## WORK ORDER
In the entries below, find every line with "meta" and copy it.

## DATASET EXCERPTS

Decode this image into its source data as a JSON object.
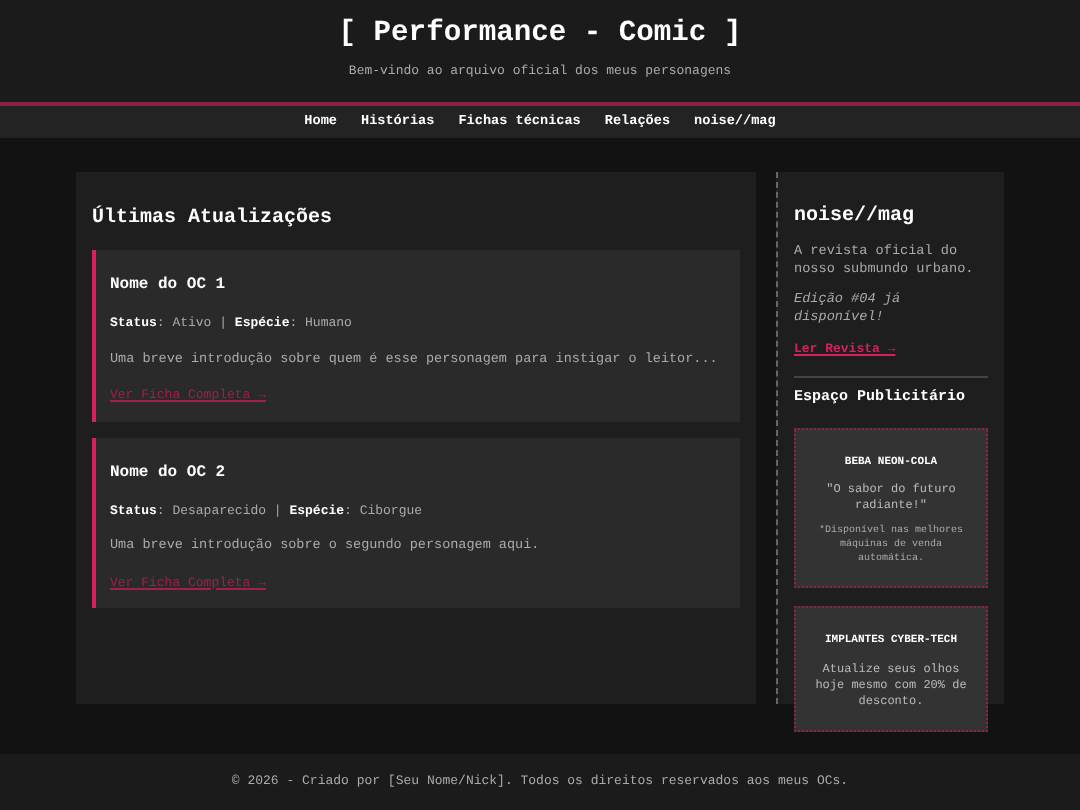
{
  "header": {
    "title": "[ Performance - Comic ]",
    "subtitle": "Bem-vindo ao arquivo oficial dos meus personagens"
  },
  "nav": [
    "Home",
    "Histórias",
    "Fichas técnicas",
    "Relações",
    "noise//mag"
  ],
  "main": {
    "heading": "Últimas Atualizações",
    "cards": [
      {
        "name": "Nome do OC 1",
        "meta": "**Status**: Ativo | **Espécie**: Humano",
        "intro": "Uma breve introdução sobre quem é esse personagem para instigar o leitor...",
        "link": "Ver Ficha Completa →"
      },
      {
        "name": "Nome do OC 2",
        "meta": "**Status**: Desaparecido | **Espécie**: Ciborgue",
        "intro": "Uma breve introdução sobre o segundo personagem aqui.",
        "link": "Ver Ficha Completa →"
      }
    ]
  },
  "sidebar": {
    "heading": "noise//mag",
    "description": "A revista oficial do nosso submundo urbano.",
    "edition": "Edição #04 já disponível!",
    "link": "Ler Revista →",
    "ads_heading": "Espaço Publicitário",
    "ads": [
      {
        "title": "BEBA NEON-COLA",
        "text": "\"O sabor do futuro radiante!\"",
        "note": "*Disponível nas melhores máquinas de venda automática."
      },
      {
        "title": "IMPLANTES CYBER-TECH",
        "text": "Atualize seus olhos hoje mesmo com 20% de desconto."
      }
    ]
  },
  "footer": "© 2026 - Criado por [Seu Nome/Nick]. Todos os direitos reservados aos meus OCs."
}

## ANSWER TO THIS EXERCISE
        "meta": "**Status**: Ativo | **Espécie**: Humano",
        "meta": "**Status**: Desaparecido | **Espécie**: Ciborgue",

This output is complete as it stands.